#### Exercise input

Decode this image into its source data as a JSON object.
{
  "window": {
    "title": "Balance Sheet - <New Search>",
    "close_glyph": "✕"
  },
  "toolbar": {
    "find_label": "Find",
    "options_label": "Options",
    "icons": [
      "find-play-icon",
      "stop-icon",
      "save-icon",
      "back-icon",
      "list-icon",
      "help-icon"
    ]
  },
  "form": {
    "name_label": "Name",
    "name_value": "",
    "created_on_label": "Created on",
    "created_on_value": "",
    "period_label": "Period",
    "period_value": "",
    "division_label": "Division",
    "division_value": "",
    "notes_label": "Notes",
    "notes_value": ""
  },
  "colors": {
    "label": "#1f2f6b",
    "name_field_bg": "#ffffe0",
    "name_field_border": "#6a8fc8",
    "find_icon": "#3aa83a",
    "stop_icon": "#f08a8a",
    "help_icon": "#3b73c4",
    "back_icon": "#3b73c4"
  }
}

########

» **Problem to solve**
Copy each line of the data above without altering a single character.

» **Written response**
Decode this image into its source data as a JSON object.
{
  "window": {
    "title": "Balance Sheet - <New Search>",
    "close_glyph": "✕"
  },
  "toolbar": {
    "find_label": "Find",
    "options_label": "Options",
    "icons": [
      "find-play-icon",
      "stop-icon",
      "save-icon",
      "back-icon",
      "list-icon",
      "help-icon"
    ]
  },
  "form": {
    "name_label": "Name",
    "name_value": "",
    "created_on_label": "Created on",
    "created_on_value": "",
    "period_label": "Period",
    "period_value": "",
    "division_label": "Division",
    "division_value": "",
    "notes_label": "Notes",
    "notes_value": ""
  },
  "colors": {
    "label": "#1f2f6b",
    "name_field_bg": "#ffffe0",
    "name_field_border": "#6a8fc8",
    "find_icon": "#3aa83a",
    "stop_icon": "#f08a8a",
    "help_icon": "#3b73c4",
    "back_icon": "#3b73c4"
  }
}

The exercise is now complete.